  • Please post exactly what was wrong with the story.

  • Please indicate your source for the correct information.

  • Yes


  • This will only be used to contact you if we have a question about your submission, it will not be used to identify you or be published.

  • Cancel

Having problems with the form?

Contact Us Directly
  • Print

You can comment on most stories on You can also agree or disagree with other comments. All you need to do is be a Winnipeg Free Press print or e-edition subscriber to join the conversation and give your feedback.

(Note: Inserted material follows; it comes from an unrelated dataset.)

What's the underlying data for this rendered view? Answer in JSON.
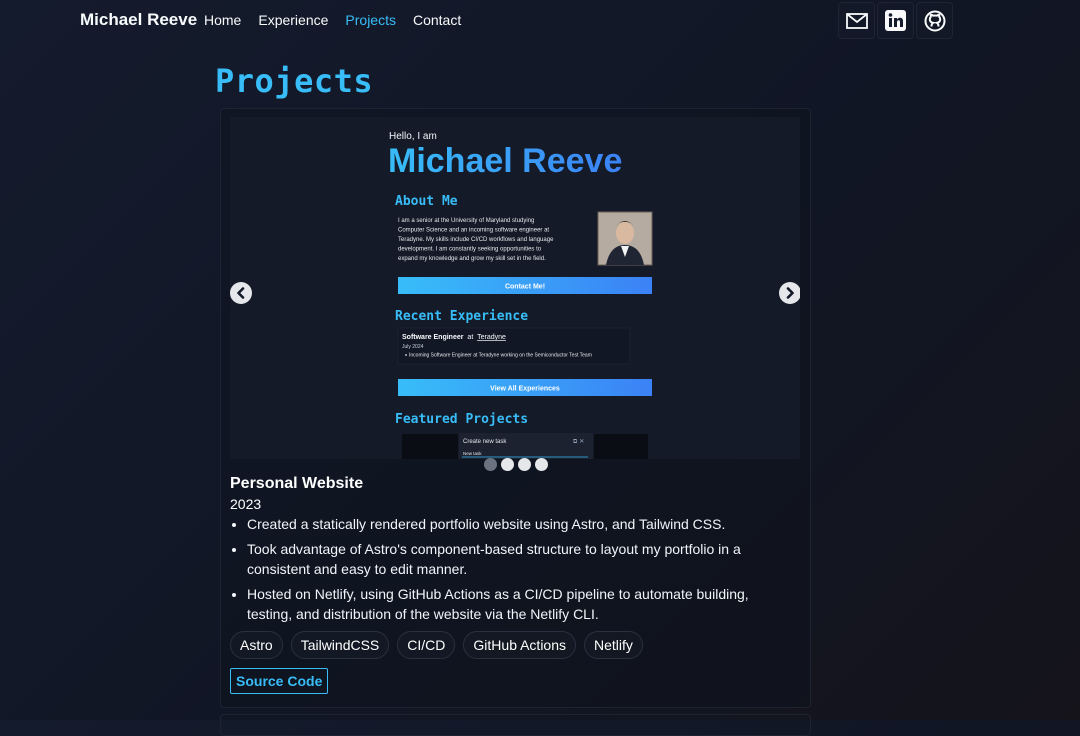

You can comment on most stories on You can also agree or disagree with other comments. All you need to do is be a Winnipeg Free Press print or e-edition subscriber to join the conversation and give your feedback.

Have Your Say

New to commenting? Check out our Frequently Asked Questions.

Have Your Say

Comments are open to Winnipeg Free Press print or e-edition subscribers only. why?

Have Your Say

Comments are open to Winnipeg Free Press Subscribers only. why?

The Winnipeg Free Press does not necessarily endorse any of the views posted. By submitting your comment, you agree to our Terms and Conditions. These terms were revised effective April 16, 2010.


Make text: Larger | Smaller


Three things to know from the 2015 provincial budget

View more like this

Photo Store Gallery

  • Two Canadian geese perch themselves for a perfect view looking at the surroundings from the top of a railway bridge near Lombard Ave and Waterfront Drive in downtown Winnipeg- Standup photo- May 01, 2012   (JOE BRYKSA / WINNIPEG FREE PRESS)
  • A Canada goose flies towards the sun near the Perimeter Highway North and Main St Monday afternoon – See Day 10 for Bryksa’s 30 goose project - May 11, 2012   (JOE BRYKSA / WINNIPEG FREE PRESS)

View More Gallery Photos


Should the August civic holiday be renamed to honour Terry Fox?

View Results

View Related Story

Ads by Google